* Data about app and page elements
--------------------
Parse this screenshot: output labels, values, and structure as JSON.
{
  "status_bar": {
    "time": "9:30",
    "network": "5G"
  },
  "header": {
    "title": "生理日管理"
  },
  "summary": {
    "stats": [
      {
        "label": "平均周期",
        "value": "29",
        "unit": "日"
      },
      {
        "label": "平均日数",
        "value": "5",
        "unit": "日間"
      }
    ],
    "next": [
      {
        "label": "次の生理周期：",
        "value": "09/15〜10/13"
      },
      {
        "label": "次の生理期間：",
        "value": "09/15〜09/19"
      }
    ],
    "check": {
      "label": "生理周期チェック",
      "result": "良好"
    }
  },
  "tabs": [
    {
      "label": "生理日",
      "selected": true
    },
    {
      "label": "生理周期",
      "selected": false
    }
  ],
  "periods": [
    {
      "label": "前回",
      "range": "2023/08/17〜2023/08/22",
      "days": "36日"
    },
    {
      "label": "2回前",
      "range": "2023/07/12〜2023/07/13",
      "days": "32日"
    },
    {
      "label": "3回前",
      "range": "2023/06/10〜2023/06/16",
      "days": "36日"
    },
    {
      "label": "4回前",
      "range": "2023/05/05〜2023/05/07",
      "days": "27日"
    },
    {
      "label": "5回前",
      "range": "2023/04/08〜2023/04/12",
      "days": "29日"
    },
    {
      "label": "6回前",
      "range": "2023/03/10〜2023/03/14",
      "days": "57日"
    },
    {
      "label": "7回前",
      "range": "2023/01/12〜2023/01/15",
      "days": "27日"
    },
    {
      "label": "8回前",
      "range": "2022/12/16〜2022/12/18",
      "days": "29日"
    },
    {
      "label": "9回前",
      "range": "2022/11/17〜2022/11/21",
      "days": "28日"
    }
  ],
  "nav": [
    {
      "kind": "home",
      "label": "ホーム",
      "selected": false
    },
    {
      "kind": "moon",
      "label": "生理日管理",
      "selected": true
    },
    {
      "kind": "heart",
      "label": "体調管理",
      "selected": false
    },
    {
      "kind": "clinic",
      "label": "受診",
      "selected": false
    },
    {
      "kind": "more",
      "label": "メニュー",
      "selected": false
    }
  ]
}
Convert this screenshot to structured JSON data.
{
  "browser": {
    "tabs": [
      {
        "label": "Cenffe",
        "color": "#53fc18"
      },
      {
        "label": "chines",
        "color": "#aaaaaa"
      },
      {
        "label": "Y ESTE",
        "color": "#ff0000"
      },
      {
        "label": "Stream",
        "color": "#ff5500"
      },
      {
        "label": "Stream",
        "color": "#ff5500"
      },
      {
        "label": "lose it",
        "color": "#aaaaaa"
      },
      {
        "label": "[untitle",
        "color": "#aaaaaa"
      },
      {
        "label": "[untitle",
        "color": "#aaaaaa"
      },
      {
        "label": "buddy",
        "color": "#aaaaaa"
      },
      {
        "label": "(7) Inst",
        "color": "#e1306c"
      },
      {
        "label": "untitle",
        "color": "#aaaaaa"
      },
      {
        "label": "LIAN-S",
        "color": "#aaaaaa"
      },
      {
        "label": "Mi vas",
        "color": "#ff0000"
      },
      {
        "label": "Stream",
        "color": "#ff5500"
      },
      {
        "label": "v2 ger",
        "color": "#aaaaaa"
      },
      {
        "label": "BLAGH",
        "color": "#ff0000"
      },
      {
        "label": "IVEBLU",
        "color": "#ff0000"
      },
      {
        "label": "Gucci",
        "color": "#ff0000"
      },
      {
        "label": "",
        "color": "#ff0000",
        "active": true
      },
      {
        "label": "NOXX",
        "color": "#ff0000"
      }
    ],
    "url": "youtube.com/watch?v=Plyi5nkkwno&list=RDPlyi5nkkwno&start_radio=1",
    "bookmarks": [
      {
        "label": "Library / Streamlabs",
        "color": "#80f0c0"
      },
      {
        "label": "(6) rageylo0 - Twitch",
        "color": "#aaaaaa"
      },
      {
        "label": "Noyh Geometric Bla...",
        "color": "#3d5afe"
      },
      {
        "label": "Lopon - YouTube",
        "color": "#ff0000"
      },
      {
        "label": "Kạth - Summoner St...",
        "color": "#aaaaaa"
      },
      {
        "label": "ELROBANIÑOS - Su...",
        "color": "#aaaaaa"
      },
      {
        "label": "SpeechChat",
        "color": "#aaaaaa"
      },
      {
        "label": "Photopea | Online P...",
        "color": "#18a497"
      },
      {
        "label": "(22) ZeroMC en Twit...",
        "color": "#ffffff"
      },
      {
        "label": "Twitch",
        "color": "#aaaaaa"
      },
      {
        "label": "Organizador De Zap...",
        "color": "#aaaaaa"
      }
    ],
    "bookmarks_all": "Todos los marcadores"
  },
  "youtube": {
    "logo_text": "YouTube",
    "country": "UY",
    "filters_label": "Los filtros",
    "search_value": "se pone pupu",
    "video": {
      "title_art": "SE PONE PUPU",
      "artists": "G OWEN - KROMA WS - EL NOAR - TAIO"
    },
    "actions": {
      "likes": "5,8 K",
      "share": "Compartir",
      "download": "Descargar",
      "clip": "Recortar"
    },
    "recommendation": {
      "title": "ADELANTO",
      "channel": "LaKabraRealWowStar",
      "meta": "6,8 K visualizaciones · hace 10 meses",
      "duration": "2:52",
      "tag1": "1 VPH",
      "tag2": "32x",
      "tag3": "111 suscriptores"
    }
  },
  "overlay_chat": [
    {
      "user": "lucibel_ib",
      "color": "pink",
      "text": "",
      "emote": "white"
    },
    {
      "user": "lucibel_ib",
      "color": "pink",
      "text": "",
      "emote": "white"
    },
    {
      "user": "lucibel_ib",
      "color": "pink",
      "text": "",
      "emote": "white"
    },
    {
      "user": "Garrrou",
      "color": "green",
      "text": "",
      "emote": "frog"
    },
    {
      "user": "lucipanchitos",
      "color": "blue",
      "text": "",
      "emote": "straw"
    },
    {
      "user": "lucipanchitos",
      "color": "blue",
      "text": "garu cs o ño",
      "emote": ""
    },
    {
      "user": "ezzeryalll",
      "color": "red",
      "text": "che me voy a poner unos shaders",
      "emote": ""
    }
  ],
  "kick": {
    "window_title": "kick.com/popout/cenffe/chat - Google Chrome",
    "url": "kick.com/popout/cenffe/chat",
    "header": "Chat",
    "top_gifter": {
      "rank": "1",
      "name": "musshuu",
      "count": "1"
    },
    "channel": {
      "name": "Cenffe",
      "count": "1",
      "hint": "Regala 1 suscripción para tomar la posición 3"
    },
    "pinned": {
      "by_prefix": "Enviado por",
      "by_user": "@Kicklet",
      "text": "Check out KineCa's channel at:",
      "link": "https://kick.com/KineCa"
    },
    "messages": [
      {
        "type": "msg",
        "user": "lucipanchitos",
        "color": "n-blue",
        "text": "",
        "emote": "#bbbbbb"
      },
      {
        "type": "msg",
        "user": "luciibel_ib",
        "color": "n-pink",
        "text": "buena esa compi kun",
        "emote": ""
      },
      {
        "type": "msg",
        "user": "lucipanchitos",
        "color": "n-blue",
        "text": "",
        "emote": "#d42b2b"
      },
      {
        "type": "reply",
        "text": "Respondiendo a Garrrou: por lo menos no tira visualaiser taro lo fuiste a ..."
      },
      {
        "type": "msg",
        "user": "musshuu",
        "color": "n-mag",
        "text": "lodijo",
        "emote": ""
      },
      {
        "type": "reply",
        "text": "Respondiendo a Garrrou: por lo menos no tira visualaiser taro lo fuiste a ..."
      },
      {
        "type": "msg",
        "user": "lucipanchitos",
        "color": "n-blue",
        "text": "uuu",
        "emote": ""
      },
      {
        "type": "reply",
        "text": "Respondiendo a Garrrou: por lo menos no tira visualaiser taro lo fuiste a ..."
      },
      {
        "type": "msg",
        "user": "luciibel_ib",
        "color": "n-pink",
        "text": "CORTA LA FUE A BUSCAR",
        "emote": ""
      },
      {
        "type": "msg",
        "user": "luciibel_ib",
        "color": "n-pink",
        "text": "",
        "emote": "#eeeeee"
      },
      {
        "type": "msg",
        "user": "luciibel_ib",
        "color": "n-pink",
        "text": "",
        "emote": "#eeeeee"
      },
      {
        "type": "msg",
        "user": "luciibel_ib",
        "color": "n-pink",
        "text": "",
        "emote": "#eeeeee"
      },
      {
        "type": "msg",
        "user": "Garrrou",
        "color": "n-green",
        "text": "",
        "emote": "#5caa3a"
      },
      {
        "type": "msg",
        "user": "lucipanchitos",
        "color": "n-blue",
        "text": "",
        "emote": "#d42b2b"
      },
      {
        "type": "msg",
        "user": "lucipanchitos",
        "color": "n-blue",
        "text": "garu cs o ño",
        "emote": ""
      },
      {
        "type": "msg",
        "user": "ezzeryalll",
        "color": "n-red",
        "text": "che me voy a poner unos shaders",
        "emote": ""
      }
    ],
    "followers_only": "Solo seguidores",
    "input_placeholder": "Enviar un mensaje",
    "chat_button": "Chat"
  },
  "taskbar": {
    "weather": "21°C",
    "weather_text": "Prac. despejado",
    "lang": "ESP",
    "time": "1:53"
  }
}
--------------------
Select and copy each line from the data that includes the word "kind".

* RESULT BELOW
      "kind": "home",
      "kind": "moon",
      "kind": "heart",
      "kind": "clinic",
      "kind": "more",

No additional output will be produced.